While these types of events can get exceptionally difficult to keep track of, the ambition of the event is both interesting and controversial, as some feel it’s more of a “what if?” game than an actual glimpse into the future. While that may be true in some ways, it’s still a fun concept and one that creates an air of mystery as stories unravel between now and the next five years. A tall order to pay off, but the ambiguity of it all is hard to turn away from. If you feel like there’s too much to follow, I’d advise just sticking to the books that have your favorite characters and roll with it. Either way, there’s fun to be had.

#9 Original Sin

The first big “event” series from Marvel in 2014 was also the more intriguing (much more so than the currently running Axis). Written by Jason Aaron (Scalped, Thor, Southern Bastards) and drawn with intense technical style by Mike Deodato Jr., Original Sin saw the assassination of The Watcher AKA Uatu, a supreme celestial being who is present to “watch” over Earth and to serve as a guide/observer, setting off a superhero murder/mystery tale that was nice departure from the usual “big” events that typically involve any and all superhero’s present. The Watcher’s eyes were removed upon his death, giving the assassins the ability to “see” all that The Watcher has seen for billions of years, revealing the secrets (and sins) of many of Earth’s “mightiest” heroes.

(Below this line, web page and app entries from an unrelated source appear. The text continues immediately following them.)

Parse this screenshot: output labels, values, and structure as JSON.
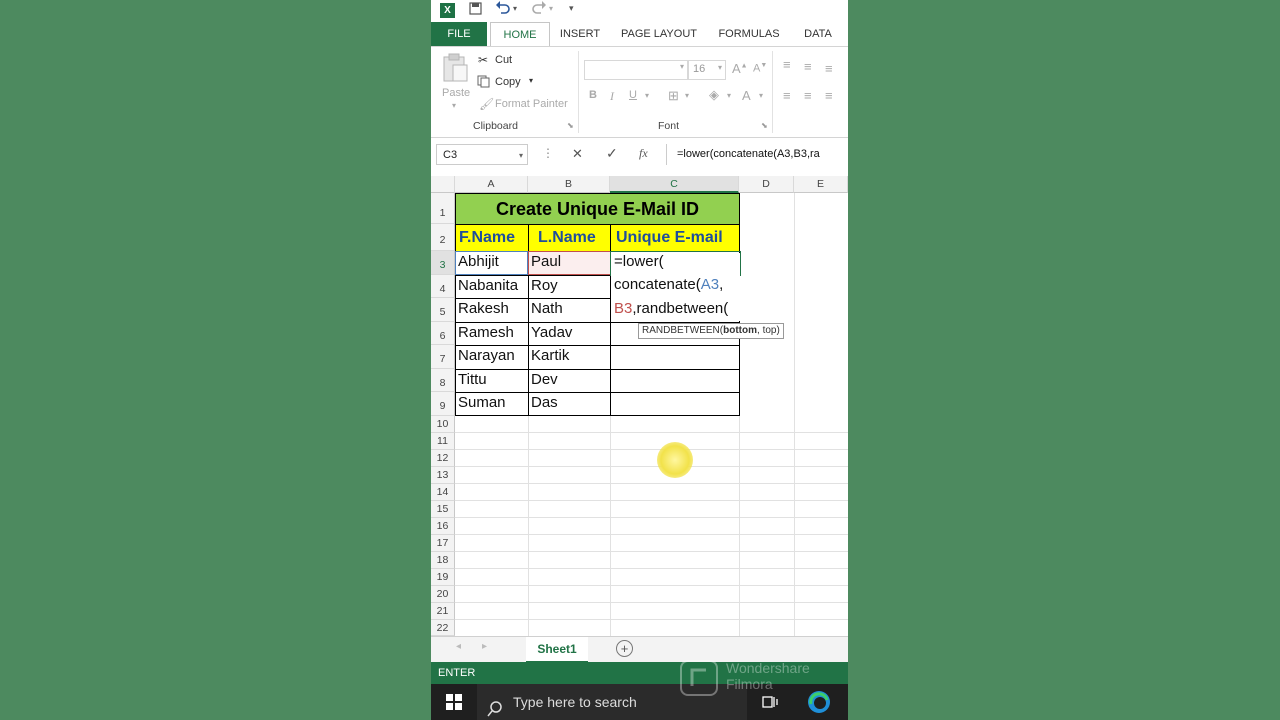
{
  "qat": {
    "excel_letter": "X",
    "save_icon": "save-icon",
    "undo_icon": "undo-icon",
    "redo_icon": "redo-icon"
  },
  "tabs": [
    "FILE",
    "HOME",
    "INSERT",
    "PAGE LAYOUT",
    "FORMULAS",
    "DATA"
  ],
  "clipboard": {
    "paste": "Paste",
    "cut": "Cut",
    "copy": "Copy",
    "format_painter": "Format Painter",
    "group_label": "Clipboard"
  },
  "font": {
    "size": "16",
    "bold": "B",
    "italic": "I",
    "underline": "U",
    "font_color": "A",
    "group_label": "Font"
  },
  "formula_bar": {
    "name_box": "C3",
    "cancel": "✕",
    "enter": "✓",
    "fx": "fx",
    "formula": "=lower(concatenate(A3,B3,ra"
  },
  "columns": [
    "A",
    "B",
    "C",
    "D",
    "E"
  ],
  "rows": [
    "1",
    "2",
    "3",
    "4",
    "5",
    "6",
    "7",
    "8",
    "9",
    "10",
    "11",
    "12",
    "13",
    "14",
    "15",
    "16",
    "17",
    "18",
    "19",
    "20",
    "21",
    "22"
  ],
  "sheet": {
    "title": "Create Unique E-Mail ID",
    "headers": [
      "F.Name",
      "L.Name",
      "Unique E-mail"
    ],
    "first_names": [
      "Abhijit",
      "Nabanita",
      "Rakesh",
      "Ramesh",
      "Narayan",
      "Tittu",
      "Suman"
    ],
    "last_names": [
      "Paul",
      "Roy",
      "Nath",
      "Yadav",
      "Kartik",
      "Dev",
      "Das"
    ],
    "edit_line1": "=lower(",
    "edit_line2_a": "concatenate(",
    "edit_line2_b": "A3",
    "edit_line2_c": ",",
    "edit_line3_a": "B3",
    "edit_line3_b": ",randbetween(",
    "tooltip_a": "RANDBETWEEN(",
    "tooltip_b": "bottom",
    "tooltip_c": ", top)"
  },
  "sheet_tab": "Sheet1",
  "status": "ENTER",
  "taskbar": {
    "search_placeholder": "Type here to search"
  },
  "watermark": {
    "line1": "Wondershare",
    "line2": "Filmora"
  },
  "colors": {
    "excel_green": "#217346",
    "title_fill": "#92d050",
    "header_fill": "#ffff00",
    "ref_a3": "#4f81bd",
    "ref_b3": "#c0504d"
  }
}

As the heroes begin to uncover the mystery, they find that one of the most trusted among them, Nick Fury, is behind a much larger galactic cover up than they’d ever imagined. When it’s all said and done, Original Sin gave a good status quo shake up, leaving at least one age-old hero dead, another powerless, and another with an all new space-bound mission. A fun mystery adventure that was more than just another even tale, but one that left some interesting ripples in the Marvel universe.

#10 Dark Horse adapts Lucas’ original Star Wars script

Much has been made of George Lucas’ original screenplay to Star Wars, entitled “The Star Wars,” which varied greatly from the first big-screen iteration we saw in 1977’s STAR WARS: EPISODE IV – A NEW HOPE. Adapted by J. W. Rinzler and drawn by Mike Mayhew (purposely done in the style of Ralph McQuarrie and Joe Johnston), the take is almost like an alternate reality version of Star Wars, in which the old sage character is Luke Skywalker rather than Obi-Wan Kenobi and the young Jedi in training is Annikin Starkiller.

From there, the story takes off in a very different direction that what we saw on the big screen, but with a ton of nods to familiar faces and places that leave you with a picture of what could’ve been had the films not eventually been broken down to a series of films rather than one big epic. The 8-issue series is a lot of fun and it’s great to see the alternate versions of fan favorites come to life, especially as it represents Lucas’ early vision for this universe. A must-read for serious Star Wars fans.

About the Author

3646 Articles Published